He proved too strong for Murray on October 2, scoring a 6-3, 7-5 win in an hour and 26 minutes and leaving the youngster empty-handed despite a solid effort. Both players struggled to find the first serve, and Federer defended his second serve more efficiently to emerge as a winner.

He saved two out of three break points and stole Andy's serve three times from nine opportunities.

Roger Federer defeated Andy Murray in the title match in Bangkok 2005.

Nothing could separate them in the shortest points, as Andy stayed in touch in service winners and with the first groundstroke after the initial shot.

Roger had the upper hand in the mid-range and longer rallies, constructing the points more effectively and finding a way to break Murray's resistance and secure the triumph in straight sets. The Swiss held at love in the opening game and broke Andy in the next one after the youngster's double fault.

Roger fired three winners in the third game to confirm his lead and closed it with a backhand down the line winner to build early confidence. Murray got his name to the scoreboard after Federer's backhand error in the fourth game and reached the first deuce on the return in the next one.

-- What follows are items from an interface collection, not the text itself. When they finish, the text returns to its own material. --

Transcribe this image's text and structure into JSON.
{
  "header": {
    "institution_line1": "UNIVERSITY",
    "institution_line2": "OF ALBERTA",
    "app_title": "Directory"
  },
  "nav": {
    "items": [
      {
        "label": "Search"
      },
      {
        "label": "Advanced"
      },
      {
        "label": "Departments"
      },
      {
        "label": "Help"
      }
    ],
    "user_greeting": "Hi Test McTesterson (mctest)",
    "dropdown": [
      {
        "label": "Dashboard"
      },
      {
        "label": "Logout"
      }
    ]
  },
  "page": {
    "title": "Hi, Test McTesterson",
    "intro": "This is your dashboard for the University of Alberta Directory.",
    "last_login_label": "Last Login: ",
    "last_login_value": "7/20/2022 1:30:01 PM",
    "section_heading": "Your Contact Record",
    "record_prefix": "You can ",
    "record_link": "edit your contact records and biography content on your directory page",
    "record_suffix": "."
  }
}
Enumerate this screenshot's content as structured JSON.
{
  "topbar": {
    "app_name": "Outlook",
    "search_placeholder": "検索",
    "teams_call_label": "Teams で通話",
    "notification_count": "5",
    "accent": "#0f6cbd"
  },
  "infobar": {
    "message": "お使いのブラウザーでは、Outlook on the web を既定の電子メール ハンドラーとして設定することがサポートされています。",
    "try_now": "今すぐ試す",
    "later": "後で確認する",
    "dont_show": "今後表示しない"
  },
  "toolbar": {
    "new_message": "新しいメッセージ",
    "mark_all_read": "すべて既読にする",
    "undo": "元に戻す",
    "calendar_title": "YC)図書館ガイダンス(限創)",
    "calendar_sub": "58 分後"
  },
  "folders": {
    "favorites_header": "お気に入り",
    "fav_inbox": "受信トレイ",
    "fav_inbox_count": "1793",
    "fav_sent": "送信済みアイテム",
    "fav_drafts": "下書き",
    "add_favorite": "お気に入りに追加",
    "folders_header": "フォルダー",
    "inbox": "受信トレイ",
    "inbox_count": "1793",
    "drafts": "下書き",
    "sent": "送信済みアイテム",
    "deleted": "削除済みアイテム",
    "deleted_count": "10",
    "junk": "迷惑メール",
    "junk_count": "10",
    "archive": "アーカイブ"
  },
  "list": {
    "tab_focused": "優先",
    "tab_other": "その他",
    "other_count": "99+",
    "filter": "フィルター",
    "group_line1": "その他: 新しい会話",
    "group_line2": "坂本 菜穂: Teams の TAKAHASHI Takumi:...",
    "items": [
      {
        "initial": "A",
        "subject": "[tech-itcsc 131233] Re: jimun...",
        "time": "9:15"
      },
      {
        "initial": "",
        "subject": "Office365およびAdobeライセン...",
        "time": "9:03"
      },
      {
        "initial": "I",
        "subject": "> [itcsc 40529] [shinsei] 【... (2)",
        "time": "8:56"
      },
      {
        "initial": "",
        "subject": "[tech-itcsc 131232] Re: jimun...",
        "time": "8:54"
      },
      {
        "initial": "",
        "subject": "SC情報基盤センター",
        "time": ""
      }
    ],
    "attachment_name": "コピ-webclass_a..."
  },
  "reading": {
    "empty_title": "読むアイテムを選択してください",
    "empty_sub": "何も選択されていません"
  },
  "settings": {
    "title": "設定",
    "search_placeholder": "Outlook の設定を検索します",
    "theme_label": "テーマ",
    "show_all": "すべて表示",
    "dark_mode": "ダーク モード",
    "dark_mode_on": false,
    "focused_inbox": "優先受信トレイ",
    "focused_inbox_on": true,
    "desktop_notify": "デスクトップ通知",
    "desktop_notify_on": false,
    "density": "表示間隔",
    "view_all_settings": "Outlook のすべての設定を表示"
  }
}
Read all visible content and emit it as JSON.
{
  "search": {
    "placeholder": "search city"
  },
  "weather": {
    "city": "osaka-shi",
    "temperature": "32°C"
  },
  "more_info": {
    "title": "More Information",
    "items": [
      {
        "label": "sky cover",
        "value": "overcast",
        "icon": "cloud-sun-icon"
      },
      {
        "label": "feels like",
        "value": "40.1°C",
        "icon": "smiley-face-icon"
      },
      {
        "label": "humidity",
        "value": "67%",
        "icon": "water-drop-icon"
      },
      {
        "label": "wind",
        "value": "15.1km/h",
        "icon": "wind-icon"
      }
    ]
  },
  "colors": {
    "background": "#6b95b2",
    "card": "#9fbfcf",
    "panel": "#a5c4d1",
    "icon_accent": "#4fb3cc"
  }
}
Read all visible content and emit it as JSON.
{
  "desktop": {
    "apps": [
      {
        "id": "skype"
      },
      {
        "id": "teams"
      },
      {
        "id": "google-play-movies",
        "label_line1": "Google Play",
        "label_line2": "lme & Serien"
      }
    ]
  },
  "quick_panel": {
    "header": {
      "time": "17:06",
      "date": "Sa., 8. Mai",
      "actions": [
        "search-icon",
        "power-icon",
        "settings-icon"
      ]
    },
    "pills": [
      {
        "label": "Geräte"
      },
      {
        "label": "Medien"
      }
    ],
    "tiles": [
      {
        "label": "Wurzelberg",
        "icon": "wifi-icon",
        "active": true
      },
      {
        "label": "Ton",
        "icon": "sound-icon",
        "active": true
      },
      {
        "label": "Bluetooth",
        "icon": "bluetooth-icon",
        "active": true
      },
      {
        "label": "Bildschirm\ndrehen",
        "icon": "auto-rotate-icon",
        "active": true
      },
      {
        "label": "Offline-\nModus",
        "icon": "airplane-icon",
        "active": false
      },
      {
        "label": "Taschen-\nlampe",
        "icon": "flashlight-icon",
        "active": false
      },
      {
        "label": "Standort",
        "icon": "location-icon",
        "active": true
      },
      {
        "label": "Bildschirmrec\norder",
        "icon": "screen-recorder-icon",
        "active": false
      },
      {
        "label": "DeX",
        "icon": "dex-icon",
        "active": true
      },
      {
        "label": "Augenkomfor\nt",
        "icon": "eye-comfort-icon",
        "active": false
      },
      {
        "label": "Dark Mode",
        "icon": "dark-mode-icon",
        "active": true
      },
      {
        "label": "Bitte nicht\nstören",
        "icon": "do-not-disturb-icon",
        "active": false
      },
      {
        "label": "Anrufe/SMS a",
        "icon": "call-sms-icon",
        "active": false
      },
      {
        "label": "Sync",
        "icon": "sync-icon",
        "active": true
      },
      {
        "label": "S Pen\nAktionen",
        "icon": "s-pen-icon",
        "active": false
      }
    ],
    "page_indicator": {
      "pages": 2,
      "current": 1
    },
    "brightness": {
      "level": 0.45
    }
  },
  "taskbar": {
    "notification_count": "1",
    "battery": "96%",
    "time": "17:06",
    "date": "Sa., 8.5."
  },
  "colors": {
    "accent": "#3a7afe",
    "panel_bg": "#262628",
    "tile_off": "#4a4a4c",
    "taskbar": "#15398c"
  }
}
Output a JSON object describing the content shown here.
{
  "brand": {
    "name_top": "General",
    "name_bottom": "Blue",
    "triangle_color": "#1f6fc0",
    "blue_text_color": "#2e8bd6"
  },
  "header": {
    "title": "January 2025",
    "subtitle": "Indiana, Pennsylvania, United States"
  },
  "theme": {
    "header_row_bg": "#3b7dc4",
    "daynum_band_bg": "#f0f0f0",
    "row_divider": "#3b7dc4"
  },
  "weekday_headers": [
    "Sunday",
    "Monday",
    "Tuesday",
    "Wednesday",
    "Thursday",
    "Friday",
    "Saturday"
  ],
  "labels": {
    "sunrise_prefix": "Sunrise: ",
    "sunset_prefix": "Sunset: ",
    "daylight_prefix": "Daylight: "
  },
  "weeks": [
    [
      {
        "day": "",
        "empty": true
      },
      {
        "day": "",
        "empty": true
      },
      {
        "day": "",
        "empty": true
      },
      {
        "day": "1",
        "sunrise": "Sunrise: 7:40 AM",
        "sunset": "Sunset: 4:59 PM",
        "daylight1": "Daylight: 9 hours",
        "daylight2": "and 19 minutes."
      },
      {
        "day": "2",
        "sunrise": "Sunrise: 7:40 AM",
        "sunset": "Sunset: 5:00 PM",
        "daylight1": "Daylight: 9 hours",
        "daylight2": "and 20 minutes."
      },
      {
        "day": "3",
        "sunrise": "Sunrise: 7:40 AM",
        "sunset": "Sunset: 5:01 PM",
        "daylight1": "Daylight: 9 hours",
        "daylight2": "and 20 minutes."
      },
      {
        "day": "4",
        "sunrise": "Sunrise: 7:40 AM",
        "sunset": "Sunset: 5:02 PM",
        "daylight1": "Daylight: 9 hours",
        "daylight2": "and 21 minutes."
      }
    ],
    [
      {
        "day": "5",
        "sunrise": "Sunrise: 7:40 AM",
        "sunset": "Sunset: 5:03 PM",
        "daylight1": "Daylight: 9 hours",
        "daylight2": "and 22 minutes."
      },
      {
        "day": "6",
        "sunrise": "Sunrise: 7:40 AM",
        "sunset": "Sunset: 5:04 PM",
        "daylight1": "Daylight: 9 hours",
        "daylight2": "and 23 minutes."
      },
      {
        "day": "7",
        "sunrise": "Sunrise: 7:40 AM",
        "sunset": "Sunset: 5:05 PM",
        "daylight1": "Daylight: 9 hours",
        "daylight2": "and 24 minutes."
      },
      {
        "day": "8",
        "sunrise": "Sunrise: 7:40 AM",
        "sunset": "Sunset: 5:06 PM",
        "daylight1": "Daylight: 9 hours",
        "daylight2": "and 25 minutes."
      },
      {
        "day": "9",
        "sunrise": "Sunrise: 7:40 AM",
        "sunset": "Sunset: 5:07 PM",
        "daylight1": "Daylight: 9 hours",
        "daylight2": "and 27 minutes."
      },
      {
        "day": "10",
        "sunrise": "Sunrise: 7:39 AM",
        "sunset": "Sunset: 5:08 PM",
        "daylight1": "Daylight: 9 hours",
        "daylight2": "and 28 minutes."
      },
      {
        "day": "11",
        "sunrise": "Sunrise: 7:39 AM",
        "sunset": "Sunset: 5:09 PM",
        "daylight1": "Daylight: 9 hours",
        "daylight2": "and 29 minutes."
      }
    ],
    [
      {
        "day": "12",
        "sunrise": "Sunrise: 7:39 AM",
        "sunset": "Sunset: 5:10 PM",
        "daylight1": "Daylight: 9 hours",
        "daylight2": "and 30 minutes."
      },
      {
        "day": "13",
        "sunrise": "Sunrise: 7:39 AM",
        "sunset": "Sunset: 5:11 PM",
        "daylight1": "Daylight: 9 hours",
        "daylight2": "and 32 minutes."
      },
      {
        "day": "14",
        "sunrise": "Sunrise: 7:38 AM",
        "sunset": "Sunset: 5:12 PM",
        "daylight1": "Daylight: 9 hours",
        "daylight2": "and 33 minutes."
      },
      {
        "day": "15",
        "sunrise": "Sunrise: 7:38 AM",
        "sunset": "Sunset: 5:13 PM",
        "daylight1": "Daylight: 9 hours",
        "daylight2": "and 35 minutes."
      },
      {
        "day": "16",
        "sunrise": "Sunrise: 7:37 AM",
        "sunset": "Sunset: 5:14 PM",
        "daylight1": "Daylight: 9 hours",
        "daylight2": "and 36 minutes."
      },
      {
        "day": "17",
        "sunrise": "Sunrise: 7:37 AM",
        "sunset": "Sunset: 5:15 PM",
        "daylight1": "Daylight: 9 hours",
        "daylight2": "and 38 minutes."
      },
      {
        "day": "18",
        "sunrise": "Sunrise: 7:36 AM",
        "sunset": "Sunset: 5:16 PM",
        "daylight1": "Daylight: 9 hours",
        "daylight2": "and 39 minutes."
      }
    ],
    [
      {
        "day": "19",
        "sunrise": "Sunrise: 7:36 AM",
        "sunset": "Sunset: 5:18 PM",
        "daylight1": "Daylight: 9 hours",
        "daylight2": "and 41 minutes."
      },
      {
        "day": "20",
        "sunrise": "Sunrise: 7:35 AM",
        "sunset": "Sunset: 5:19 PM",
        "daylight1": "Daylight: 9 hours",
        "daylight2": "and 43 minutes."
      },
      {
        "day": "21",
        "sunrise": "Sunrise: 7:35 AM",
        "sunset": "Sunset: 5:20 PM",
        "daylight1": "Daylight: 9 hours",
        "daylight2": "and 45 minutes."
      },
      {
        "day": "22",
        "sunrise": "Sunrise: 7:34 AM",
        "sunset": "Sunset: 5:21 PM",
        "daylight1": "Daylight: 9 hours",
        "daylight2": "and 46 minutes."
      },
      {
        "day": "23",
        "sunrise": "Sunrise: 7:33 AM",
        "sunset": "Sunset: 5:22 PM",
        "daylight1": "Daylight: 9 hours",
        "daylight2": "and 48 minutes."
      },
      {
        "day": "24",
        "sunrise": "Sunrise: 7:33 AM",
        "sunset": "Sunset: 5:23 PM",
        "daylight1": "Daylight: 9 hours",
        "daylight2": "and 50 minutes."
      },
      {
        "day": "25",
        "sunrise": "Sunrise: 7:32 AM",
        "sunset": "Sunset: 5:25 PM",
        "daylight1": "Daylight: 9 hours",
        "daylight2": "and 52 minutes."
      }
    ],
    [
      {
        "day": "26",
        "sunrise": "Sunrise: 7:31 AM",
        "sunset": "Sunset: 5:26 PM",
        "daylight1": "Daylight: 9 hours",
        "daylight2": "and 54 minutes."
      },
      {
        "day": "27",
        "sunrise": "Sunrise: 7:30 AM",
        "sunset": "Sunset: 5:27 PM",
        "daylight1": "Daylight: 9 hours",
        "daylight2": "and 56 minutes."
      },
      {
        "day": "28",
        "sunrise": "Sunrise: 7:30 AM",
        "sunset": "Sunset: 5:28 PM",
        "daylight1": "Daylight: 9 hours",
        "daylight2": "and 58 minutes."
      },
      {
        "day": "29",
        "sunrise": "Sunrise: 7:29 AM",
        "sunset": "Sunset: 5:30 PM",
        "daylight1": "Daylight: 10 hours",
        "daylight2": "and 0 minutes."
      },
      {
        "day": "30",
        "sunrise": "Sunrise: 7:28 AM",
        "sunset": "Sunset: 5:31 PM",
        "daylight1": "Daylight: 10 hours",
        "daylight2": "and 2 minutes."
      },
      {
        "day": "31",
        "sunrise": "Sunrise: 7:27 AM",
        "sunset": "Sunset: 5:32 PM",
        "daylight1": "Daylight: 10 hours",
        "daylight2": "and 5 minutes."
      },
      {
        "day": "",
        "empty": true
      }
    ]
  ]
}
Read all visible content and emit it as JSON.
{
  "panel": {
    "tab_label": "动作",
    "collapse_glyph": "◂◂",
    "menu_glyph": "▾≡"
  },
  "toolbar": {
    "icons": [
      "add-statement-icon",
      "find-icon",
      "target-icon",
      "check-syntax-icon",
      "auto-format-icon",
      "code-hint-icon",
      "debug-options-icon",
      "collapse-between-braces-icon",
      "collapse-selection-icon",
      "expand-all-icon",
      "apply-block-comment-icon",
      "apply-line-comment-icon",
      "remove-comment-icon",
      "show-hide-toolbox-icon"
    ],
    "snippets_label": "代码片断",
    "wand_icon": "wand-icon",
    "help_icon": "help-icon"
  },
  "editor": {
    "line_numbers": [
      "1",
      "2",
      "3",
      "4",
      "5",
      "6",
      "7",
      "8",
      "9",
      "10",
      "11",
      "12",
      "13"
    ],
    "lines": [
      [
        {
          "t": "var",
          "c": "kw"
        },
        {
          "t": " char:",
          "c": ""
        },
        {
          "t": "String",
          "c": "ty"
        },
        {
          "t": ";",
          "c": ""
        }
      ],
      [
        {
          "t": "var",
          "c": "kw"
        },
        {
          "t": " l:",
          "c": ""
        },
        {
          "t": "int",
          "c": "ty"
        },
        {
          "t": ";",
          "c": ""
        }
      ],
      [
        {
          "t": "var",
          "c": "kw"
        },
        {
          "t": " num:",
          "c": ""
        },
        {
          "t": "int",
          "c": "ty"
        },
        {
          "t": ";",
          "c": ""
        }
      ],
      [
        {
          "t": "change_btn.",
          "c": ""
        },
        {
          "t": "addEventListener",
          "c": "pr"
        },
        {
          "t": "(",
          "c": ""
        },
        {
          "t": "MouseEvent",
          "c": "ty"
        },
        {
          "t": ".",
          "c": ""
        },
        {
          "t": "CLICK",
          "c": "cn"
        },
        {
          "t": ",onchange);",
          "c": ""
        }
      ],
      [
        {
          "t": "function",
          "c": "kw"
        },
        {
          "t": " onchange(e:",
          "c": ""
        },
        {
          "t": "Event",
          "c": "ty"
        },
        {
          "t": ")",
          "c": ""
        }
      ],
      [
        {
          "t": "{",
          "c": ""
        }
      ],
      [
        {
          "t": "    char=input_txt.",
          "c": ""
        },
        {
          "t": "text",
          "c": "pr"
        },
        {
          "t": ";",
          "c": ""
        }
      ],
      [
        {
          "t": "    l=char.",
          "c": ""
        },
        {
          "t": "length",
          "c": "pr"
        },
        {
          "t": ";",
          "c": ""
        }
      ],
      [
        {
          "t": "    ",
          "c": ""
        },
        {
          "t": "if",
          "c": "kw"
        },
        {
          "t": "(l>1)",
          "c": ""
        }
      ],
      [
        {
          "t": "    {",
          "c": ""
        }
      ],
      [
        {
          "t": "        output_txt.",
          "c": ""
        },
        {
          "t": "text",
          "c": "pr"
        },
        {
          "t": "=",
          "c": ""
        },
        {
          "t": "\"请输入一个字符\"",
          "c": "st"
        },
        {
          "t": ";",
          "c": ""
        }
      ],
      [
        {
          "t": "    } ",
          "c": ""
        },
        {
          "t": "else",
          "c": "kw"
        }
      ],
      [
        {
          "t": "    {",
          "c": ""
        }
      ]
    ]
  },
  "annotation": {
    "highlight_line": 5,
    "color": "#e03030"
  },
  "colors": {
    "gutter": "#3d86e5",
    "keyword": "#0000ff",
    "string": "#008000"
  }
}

Roger brought it home with a smash winner at the net and could have grabbed the opening set earlier. He created a couple of break chances in the sixth game before Murray fended them off to stay in contention. He reached two deuces on the return in the next one but was yet to create a break opportunity after netting a backhand to send Federer 5-2 up.

The Swiss served for the opener at 5-3 and clinched it with a volley winner after 37 minutes, looking good to win his 11th title of the season. Murray suffered a break at the start of the second set, and Roger opened a 2-0 advantage with a service winner.

The Briton saved a break point at 1-3 when he forced the Swiss' error and finally created some damage on the return a few minutes later. The youngster converted the second break point following Roger's loose forehand and held in game seven for his first lead of the encounter.

The more experienced player kept everything under control. He squandered two break chances in the ninth game before breaking Andy at 5-5 to serve for the title. Murray was still fighting for every point and created one last break chance that could have sent them into a tie break.

Roger denied it with a forehand winner and crossed the finish line with a service winner for his 11th ATP crown of the season and the 77th win in 80 matches! Andy had to wait a few more months before lifting the first ATP title, prevailing over Lleyton Hewitt in San Jose in February 2006 to kick off a fantastic tennis journey.